100% Student Engagement Series: Interning in TV in D.C.

University Relations - Communications
Sept. 16, 2014

The University of Arizona is committed to ensuring that every student integrates and applies learning via internships, jobs, research and other opportunities relevant to the real world. This is the second in a five-part UANews series detailing industry-related experiences UA students have completed.

Chelsea Hemphill, a UA journalism senior, served as a FOX 5 intern in Washington, D.C., working for the network covering news for the D.C. area and also the Maryland and Virginia region.

Hemphill was tasked with a broad range of responsibilities, including taking viewer calls, queuing news tips for the news desk, finding potential news stories and conducting interviews in the field. Read other articles in the series:

Q: What was it about the position that captured your interest? 

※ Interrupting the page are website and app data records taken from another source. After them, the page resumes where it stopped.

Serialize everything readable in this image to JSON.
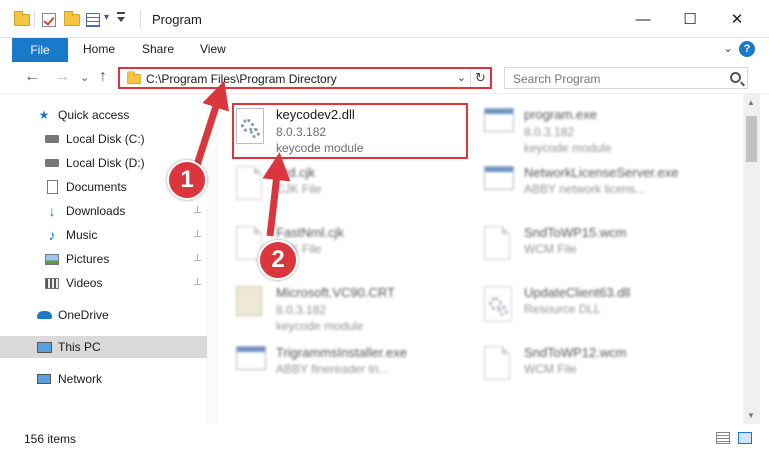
{
  "window": {
    "title": "Program",
    "minimize": "—",
    "maximize": "☐",
    "close": "✕"
  },
  "quick_access_toolbar": {
    "dropdown": "▾"
  },
  "ribbon": {
    "file_tab": "File",
    "tabs": [
      "Home",
      "Share",
      "View"
    ],
    "expand": "⌄",
    "help": "?"
  },
  "nav": {
    "back": "←",
    "forward": "→",
    "recent": "⌄",
    "up": "↑",
    "address_path": "C:\\Program Files\\Program Directory",
    "address_dropdown": "⌄",
    "refresh": "↻",
    "search_placeholder": "Search Program"
  },
  "sidebar": {
    "items": [
      {
        "label": "Quick access",
        "icon": "star-icon",
        "pinned": false
      },
      {
        "label": "Local Disk (C:)",
        "icon": "drive-icon",
        "pinned": true
      },
      {
        "label": "Local Disk (D:)",
        "icon": "drive-icon",
        "pinned": true
      },
      {
        "label": "Documents",
        "icon": "documents-icon",
        "pinned": true
      },
      {
        "label": "Downloads",
        "icon": "download-icon",
        "pinned": true
      },
      {
        "label": "Music",
        "icon": "music-icon",
        "pinned": true
      },
      {
        "label": "Pictures",
        "icon": "pictures-icon",
        "pinned": true
      },
      {
        "label": "Videos",
        "icon": "videos-icon",
        "pinned": true
      },
      {
        "label": "OneDrive",
        "icon": "cloud-icon",
        "pinned": false
      },
      {
        "label": "This PC",
        "icon": "computer-icon",
        "pinned": false,
        "active": true
      },
      {
        "label": "Network",
        "icon": "network-icon",
        "pinned": false
      }
    ],
    "pin_glyph": "📌"
  },
  "files": {
    "left": [
      {
        "name": "keycodev2.dll",
        "version": "8.0.3.182",
        "desc": "keycode module",
        "icon": "gear-document-icon"
      },
      {
        "name": "Btd.cjk",
        "version": "",
        "desc": "CJK File",
        "icon": "document-icon"
      },
      {
        "name": "FastNml.cjk",
        "version": "",
        "desc": "CJK File",
        "icon": "document-icon"
      },
      {
        "name": "Microsoft.VC90.CRT",
        "version": "8.0.3.182",
        "desc": "keycode module",
        "icon": "folder-icon"
      },
      {
        "name": "TrigrammsInstaller.exe",
        "version": "",
        "desc": "ABBY finereader tri...",
        "icon": "exe-icon"
      }
    ],
    "right": [
      {
        "name": "program.exe",
        "version": "8.0.3.182",
        "desc": "keycode module",
        "icon": "exe-icon"
      },
      {
        "name": "NetworkLicenseServer.exe",
        "version": "",
        "desc": "ABBY network licens...",
        "icon": "exe-icon"
      },
      {
        "name": "SndToWP15.wcm",
        "version": "",
        "desc": "WCM File",
        "icon": "document-icon"
      },
      {
        "name": "UpdateClient63.dll",
        "version": "",
        "desc": "Resource DLL",
        "icon": "gear-document-icon"
      },
      {
        "name": "SndToWP12.wcm",
        "version": "",
        "desc": "WCM File",
        "icon": "document-icon"
      }
    ]
  },
  "status": {
    "item_count": "156 items"
  },
  "annotations": {
    "badge1": "1",
    "badge2": "2",
    "color": "#d9363e"
  }
}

A: Working as an intern at FOX 5 was a dream come true because I was able to get hands-on experience going out in the field and I was able to work alongside reporters, which is a special treat. They kept it completely honest about how the news industry is. There was an ongoing joke almost every employee would say: "FOX is where you go to die." I first thought this was an insult, but it was actually a term of endearment because people who work for FOX usually stay there until they retire. They do it for all the right reasons, especially because it is a top-20 market. I also was excited for the challenge to show my supervisors that I could be of assistance to them.

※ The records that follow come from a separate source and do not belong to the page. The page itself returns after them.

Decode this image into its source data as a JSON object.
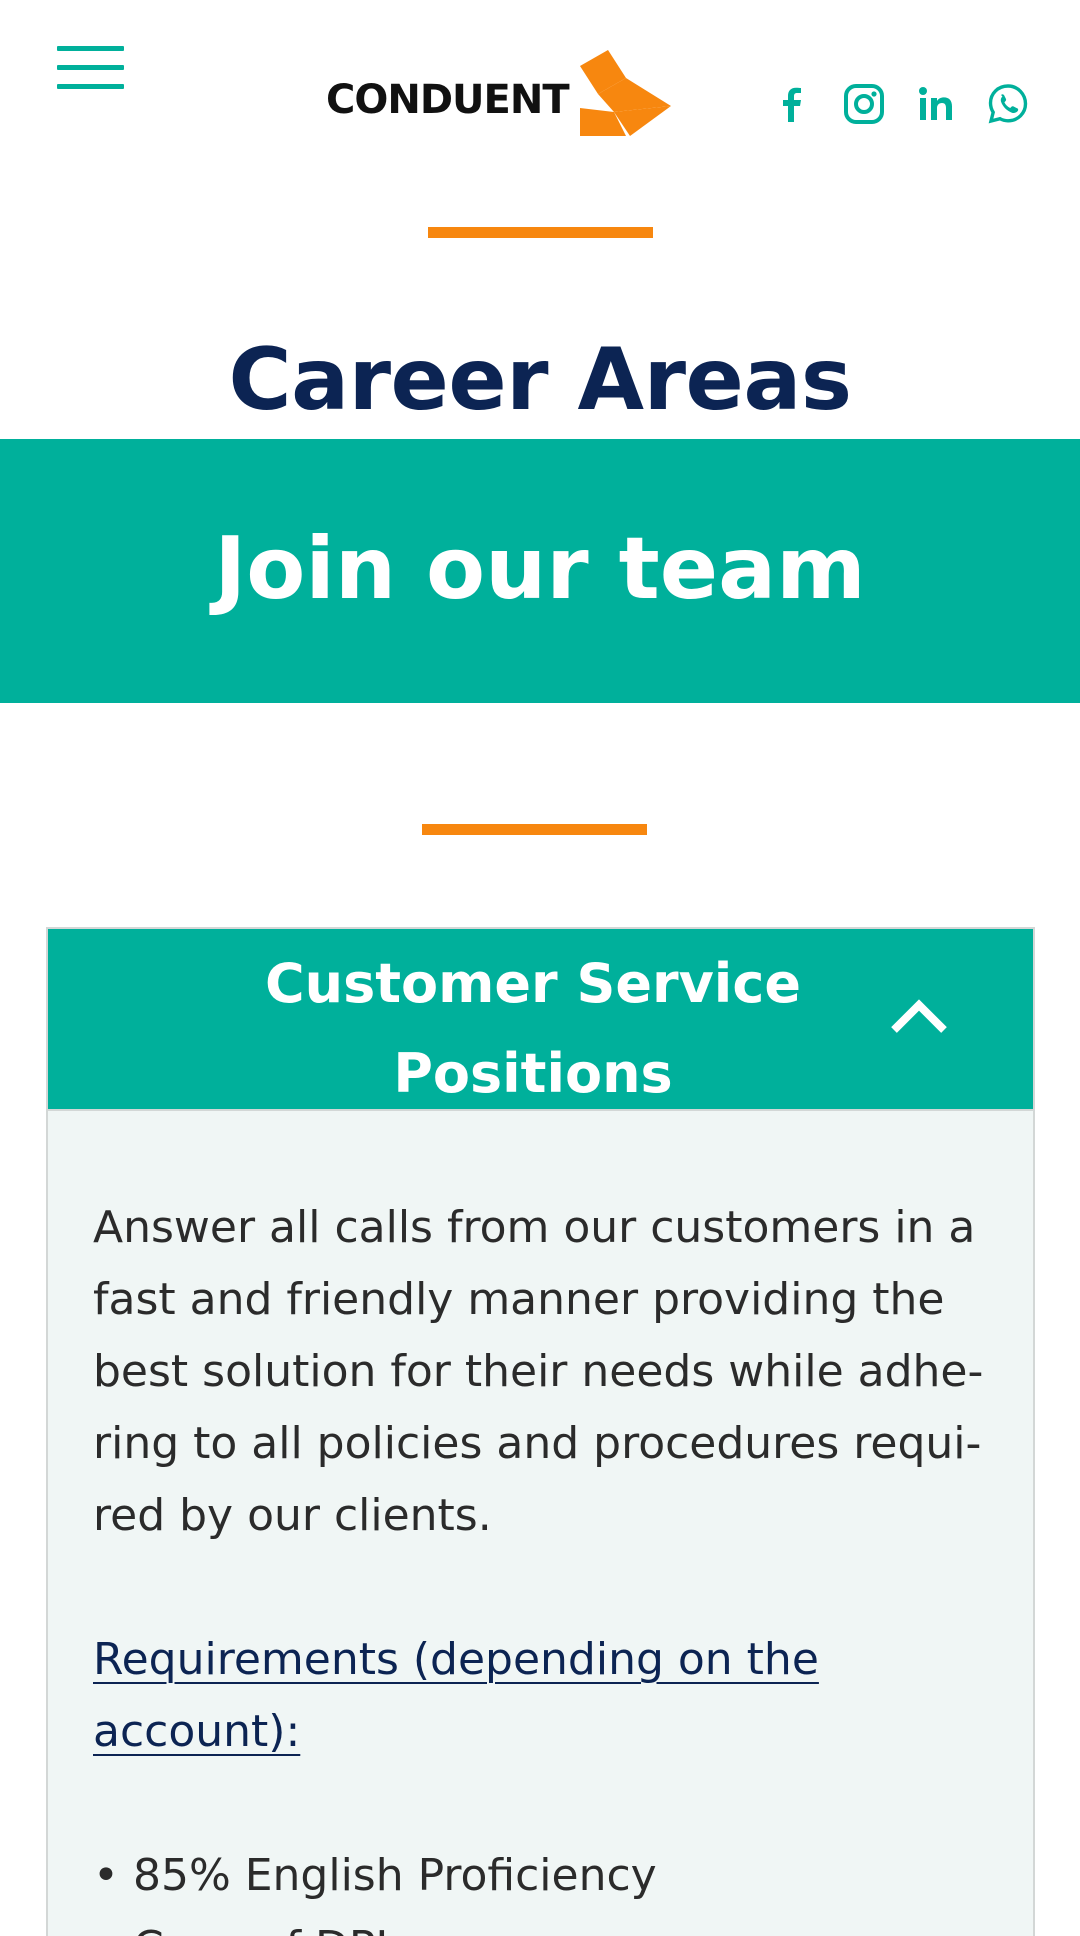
{
  "header": {
    "logo_text": "CONDUENT",
    "brand_colors": {
      "orange": "#f7870f",
      "teal": "#00b09b",
      "navy": "#0c2453"
    },
    "social": [
      "facebook-icon",
      "instagram-icon",
      "linkedin-icon",
      "whatsapp-icon"
    ]
  },
  "hero": {
    "title": "Career Areas",
    "banner_title": "Join our team"
  },
  "accordion": {
    "title": "Customer Service Positions",
    "expanded": true,
    "description": "Answer all calls from our customers in a fast and friendly manner providing the best solution for their needs while adhe­ring to all policies and procedures requi­red by our clients.",
    "requirements_heading": "Requirements (depending on the account): ",
    "requirements": [
      "85% English Proficiency",
      "Copy of DPI"
    ]
  }
}
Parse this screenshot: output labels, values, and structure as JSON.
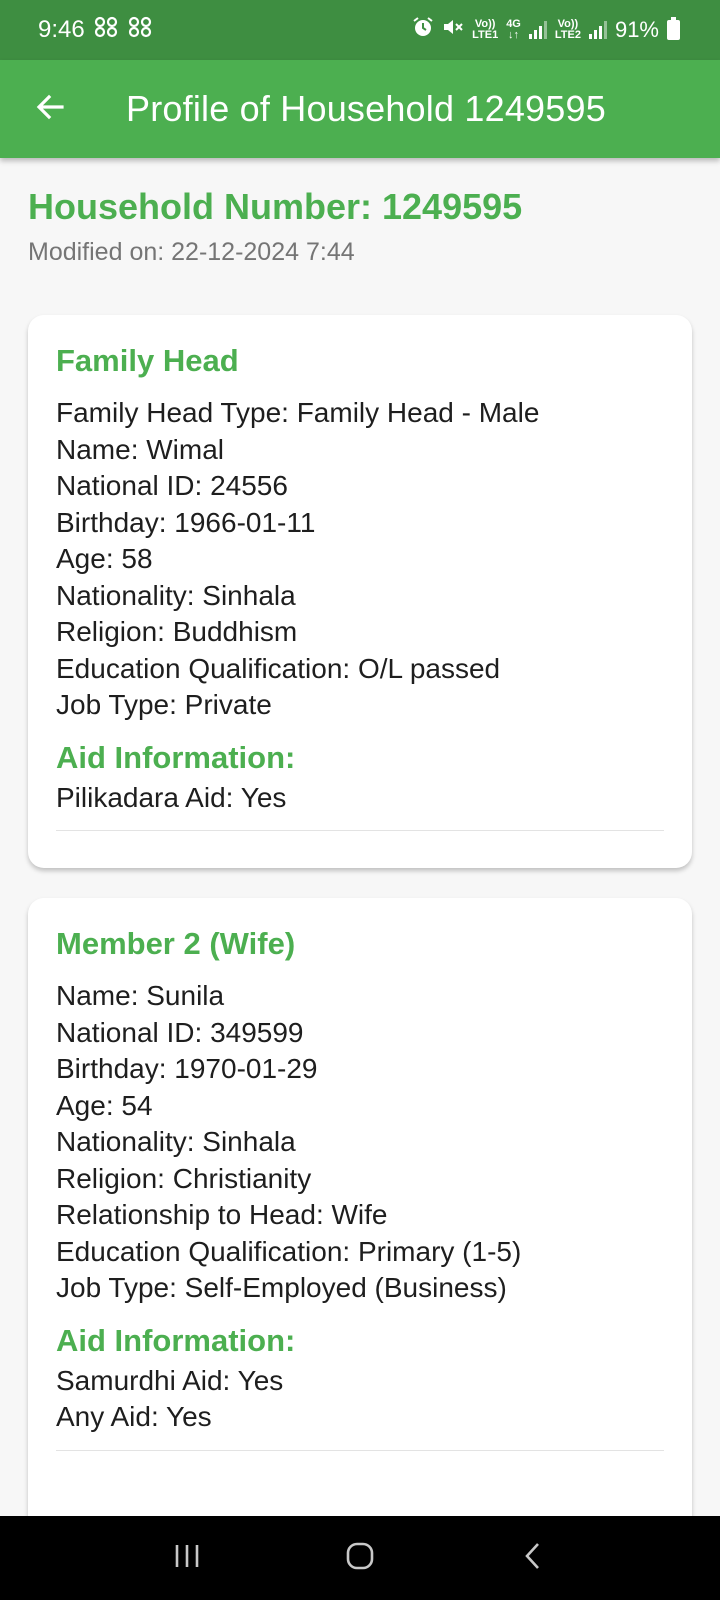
{
  "status_bar": {
    "time": "9:46",
    "left_icons": [
      "notification-icon",
      "notification-icon"
    ],
    "sim1_top": "Vo))",
    "sim1_bottom": "LTE1",
    "net_type": "4G",
    "sim2_top": "Vo))",
    "sim2_bottom": "LTE2",
    "battery": "91%"
  },
  "app_bar": {
    "title": "Profile of Household 1249595",
    "back_icon": "arrow-left-icon"
  },
  "household": {
    "number_label": "Household Number: 1249595",
    "modified": "Modified on: 22-12-2024 7:44"
  },
  "cards": [
    {
      "title": "Family Head",
      "fields": [
        "Family Head Type: Family Head - Male",
        "Name: Wimal",
        "National ID: 24556",
        "Birthday: 1966-01-11",
        "Age: 58",
        "Nationality: Sinhala",
        "Religion: Buddhism",
        "Education Qualification: O/L passed",
        "Job Type: Private"
      ],
      "aid_title": "Aid Information:",
      "aid": [
        "Pilikadara Aid: Yes"
      ]
    },
    {
      "title": "Member 2 (Wife)",
      "fields": [
        "Name: Sunila",
        "National ID: 349599",
        "Birthday: 1970-01-29",
        "Age: 54",
        "Nationality: Sinhala",
        "Religion: Christianity",
        "Relationship to Head: Wife",
        "Education Qualification: Primary (1-5)",
        "Job Type: Self-Employed (Business)"
      ],
      "aid_title": "Aid Information:",
      "aid": [
        "Samurdhi Aid: Yes",
        "Any Aid: Yes"
      ]
    }
  ],
  "colors": {
    "status_bar": "#3e8e41",
    "app_bar": "#4caf50",
    "accent_text": "#4caf50",
    "background": "#f7f7f7"
  },
  "nav_bar": {
    "icons": [
      "recent-apps-icon",
      "home-icon",
      "back-icon"
    ]
  }
}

Q: What did you learn during your experience? 

A: This was an interesting job because I never knew how essential the viewer was in finding original stories to cover. I also would call to schedule interviews for future stories, go out in the field to get interviews, help assist photo shoots and help escort guest appearances. Then, above all else, it was my duty to get good practice working on standups and putting together packages. Also, the main thing I learned was that anchors and reporters go with the flow. They never know when some aspect of the show is going to malfunction. And because it is all live, they really are winging it almost every time they go on air. 

Q: How do you envision that your summer internship will help you, academically and professionally? 

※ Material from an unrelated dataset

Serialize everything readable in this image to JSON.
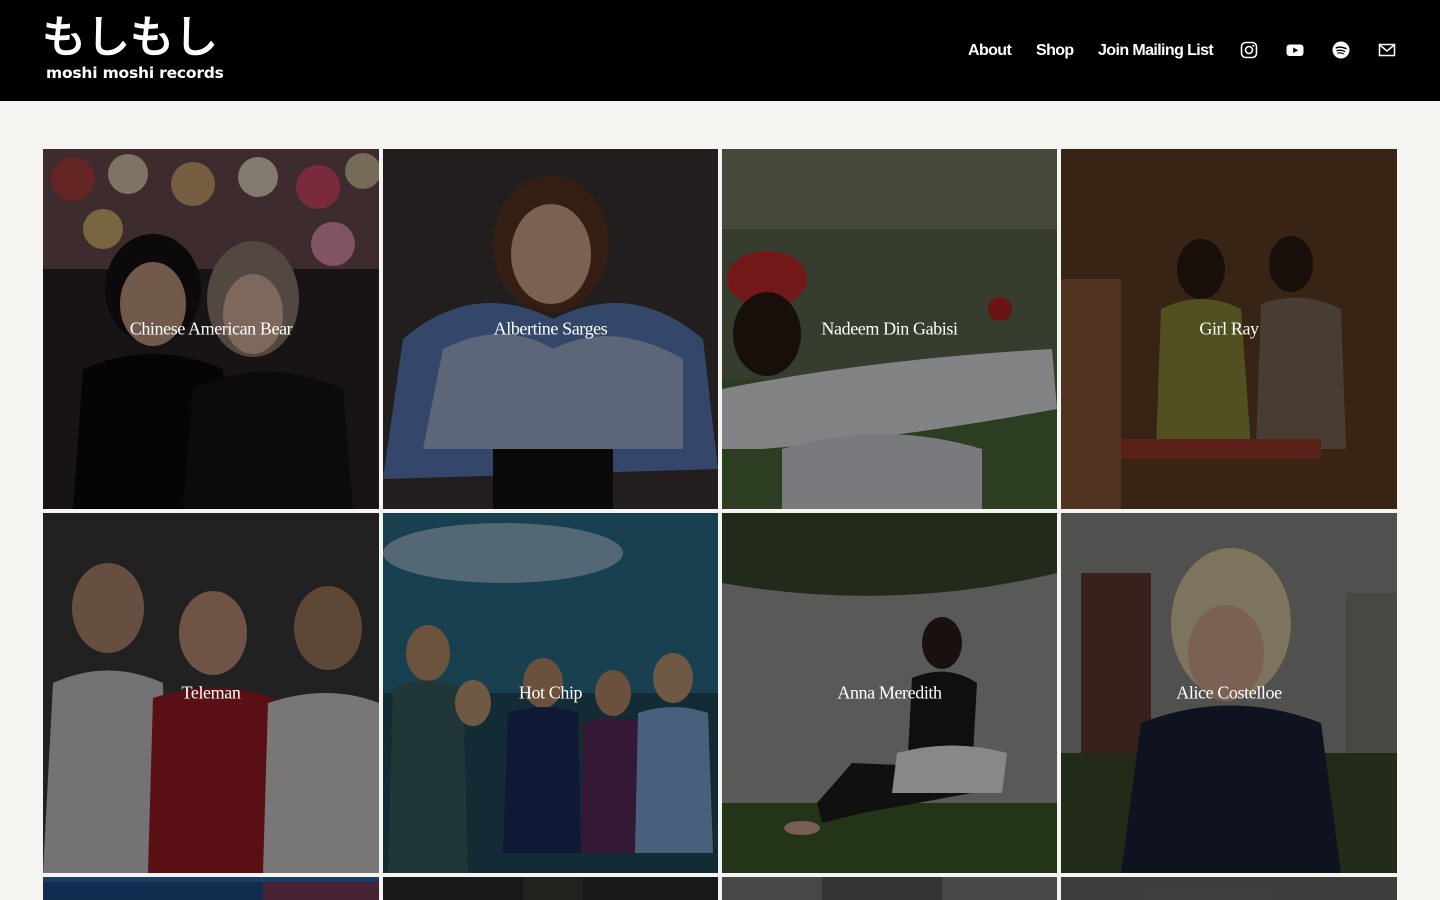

A: As an intern, it's hard to come into the newsroom without a set plan of what you would like to accomplish. But if you show your determination early on, the news desk editor and reporters will give you stories to help them with. And that's where the real fun begins. This internship has definitely prepared me for my broadcast journalism classes. What I was taught at the station are some of the things I will be learning this next semester. On a professional level, it helps with networking. 


Resources for the media